--- Excerpted records Enclosed Below ---

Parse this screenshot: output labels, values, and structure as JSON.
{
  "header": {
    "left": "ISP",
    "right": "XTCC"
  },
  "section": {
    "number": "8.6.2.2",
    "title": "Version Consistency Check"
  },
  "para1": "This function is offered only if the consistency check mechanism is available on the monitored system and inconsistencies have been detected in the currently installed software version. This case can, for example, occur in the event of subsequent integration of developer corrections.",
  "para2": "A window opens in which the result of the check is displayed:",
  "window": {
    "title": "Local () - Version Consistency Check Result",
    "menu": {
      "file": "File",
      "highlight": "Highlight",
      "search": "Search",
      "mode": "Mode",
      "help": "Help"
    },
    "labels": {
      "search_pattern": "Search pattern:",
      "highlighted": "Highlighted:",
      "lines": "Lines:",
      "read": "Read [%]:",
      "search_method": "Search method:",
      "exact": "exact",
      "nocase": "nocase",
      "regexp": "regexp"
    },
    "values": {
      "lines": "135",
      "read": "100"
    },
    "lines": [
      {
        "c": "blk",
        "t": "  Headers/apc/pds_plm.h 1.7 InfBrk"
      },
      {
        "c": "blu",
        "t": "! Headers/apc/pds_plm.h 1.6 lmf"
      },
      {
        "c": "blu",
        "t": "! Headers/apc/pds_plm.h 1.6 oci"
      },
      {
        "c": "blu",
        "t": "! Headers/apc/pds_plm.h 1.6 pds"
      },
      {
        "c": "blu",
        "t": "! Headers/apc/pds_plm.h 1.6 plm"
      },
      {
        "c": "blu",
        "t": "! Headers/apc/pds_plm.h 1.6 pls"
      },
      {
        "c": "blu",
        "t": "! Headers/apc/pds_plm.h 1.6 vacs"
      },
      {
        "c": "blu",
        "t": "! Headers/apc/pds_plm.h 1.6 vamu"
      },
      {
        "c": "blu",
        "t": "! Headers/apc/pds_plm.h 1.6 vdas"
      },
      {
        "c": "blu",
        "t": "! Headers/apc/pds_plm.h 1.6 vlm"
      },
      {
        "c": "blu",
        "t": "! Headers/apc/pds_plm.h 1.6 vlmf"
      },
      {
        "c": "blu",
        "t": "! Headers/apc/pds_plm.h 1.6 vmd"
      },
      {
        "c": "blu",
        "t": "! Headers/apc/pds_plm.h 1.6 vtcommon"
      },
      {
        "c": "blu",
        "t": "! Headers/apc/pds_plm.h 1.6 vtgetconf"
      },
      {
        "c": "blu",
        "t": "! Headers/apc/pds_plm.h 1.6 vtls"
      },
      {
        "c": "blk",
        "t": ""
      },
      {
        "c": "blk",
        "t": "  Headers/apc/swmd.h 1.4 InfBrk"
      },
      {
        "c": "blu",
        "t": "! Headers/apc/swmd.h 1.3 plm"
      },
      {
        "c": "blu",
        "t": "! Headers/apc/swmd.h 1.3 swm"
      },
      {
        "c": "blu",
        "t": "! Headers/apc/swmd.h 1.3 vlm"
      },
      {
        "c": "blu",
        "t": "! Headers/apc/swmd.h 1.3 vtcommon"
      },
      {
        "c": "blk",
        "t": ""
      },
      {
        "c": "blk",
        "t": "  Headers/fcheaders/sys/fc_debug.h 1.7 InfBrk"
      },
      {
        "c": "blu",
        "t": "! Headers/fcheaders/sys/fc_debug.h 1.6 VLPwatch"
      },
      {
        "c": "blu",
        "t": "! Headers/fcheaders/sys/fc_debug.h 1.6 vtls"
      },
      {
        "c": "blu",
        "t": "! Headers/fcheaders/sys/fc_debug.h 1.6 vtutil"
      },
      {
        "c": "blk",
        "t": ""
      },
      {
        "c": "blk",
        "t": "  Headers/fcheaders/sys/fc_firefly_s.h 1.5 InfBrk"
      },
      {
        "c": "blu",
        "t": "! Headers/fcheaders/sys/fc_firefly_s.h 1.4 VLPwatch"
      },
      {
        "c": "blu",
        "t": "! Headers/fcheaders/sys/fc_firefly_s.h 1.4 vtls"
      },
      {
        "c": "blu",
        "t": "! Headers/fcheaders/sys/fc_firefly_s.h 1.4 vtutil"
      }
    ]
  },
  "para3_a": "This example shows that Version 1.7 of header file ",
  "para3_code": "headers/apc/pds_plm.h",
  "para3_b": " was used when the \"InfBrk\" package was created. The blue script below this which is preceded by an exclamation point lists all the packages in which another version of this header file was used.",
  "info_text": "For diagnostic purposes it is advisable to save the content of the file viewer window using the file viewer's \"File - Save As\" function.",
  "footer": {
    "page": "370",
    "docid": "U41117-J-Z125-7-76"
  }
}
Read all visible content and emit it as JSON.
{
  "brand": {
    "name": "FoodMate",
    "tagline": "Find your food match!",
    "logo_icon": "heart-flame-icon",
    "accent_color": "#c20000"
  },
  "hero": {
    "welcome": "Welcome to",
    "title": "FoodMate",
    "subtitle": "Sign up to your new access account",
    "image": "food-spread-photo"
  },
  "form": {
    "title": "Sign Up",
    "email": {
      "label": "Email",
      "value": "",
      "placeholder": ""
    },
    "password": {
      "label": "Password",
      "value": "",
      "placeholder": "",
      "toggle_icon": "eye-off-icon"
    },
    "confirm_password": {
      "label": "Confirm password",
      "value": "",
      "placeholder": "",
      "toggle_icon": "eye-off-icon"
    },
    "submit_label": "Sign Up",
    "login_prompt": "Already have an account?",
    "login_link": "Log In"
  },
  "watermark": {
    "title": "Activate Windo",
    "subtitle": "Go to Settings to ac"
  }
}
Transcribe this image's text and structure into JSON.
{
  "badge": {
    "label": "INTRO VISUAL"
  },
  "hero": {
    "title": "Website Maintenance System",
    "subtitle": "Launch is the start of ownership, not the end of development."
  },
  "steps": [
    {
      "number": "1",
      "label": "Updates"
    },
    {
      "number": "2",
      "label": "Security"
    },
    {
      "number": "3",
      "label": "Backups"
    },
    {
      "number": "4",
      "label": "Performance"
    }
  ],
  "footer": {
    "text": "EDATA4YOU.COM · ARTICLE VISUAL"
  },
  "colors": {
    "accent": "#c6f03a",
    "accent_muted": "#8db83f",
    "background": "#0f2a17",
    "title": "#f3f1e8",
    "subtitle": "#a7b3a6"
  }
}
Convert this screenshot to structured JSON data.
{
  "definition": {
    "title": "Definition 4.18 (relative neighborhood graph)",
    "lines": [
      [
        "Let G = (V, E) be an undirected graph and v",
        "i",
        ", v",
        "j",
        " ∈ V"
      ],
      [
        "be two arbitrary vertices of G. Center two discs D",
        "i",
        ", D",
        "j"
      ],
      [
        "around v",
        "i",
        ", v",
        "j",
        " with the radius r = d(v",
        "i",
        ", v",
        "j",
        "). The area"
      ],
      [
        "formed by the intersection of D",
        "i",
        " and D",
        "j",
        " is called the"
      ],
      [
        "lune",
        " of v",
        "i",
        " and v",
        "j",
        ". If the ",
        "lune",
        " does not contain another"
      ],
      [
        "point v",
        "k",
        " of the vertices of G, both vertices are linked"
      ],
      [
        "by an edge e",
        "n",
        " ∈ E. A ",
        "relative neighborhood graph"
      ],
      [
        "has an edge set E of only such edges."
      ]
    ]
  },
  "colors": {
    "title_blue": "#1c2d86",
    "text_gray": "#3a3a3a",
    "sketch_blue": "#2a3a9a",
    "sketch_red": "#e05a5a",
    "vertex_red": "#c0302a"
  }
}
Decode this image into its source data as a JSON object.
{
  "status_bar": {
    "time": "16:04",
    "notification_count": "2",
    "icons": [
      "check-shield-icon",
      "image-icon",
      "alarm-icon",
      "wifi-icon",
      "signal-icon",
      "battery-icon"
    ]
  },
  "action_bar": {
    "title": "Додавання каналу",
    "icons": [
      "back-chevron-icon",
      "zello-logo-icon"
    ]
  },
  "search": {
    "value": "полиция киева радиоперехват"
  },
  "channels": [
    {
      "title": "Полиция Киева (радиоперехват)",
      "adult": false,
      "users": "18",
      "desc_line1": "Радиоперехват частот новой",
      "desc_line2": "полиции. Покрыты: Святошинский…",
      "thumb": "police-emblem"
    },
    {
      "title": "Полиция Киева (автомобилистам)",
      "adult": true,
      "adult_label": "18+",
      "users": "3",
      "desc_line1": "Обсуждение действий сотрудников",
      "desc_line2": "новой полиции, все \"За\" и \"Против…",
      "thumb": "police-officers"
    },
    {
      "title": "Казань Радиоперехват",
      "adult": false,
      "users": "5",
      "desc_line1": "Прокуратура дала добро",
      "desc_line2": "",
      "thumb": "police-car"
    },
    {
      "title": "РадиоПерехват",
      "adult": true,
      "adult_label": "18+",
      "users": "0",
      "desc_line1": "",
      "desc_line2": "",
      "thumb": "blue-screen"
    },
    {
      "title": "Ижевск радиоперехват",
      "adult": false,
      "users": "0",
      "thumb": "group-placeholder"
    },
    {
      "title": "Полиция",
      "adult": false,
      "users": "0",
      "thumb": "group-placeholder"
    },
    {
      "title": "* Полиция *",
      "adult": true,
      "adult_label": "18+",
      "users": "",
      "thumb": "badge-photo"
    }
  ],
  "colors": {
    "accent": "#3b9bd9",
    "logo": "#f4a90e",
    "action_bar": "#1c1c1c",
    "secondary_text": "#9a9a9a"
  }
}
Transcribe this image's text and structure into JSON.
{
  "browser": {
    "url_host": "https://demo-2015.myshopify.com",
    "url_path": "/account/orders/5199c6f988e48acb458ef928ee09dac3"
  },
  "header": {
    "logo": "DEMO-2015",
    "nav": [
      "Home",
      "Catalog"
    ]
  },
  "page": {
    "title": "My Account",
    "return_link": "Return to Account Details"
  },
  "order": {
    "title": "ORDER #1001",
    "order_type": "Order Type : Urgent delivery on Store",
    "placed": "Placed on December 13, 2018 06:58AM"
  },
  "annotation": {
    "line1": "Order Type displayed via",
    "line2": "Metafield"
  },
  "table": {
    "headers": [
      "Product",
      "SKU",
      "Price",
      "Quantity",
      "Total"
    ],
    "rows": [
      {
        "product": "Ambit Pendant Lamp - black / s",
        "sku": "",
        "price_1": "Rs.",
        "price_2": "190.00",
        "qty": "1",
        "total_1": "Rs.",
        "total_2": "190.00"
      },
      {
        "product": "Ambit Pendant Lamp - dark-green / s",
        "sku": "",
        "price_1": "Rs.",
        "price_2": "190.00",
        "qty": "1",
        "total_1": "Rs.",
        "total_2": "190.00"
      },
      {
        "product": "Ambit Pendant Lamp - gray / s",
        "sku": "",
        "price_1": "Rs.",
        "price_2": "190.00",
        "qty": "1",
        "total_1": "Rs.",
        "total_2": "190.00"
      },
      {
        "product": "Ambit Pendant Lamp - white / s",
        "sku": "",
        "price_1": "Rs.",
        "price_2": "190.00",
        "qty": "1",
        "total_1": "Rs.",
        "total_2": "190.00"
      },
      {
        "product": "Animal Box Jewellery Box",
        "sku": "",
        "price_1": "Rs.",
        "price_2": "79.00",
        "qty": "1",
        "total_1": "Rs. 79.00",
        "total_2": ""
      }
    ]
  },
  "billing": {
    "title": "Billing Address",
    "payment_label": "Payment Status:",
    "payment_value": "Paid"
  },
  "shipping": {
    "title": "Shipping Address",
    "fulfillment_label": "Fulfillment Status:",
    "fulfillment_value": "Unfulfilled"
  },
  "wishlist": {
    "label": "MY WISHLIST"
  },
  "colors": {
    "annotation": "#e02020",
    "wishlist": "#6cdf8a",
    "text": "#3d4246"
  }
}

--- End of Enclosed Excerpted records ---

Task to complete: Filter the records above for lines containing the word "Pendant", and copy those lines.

Response for this exercise:
        "product": "Ambit Pendant Lamp - black / s",
        "product": "Ambit Pendant Lamp - dark-green / s",
        "product": "Ambit Pendant Lamp - gray / s",
        "product": "Ambit Pendant Lamp - white / s",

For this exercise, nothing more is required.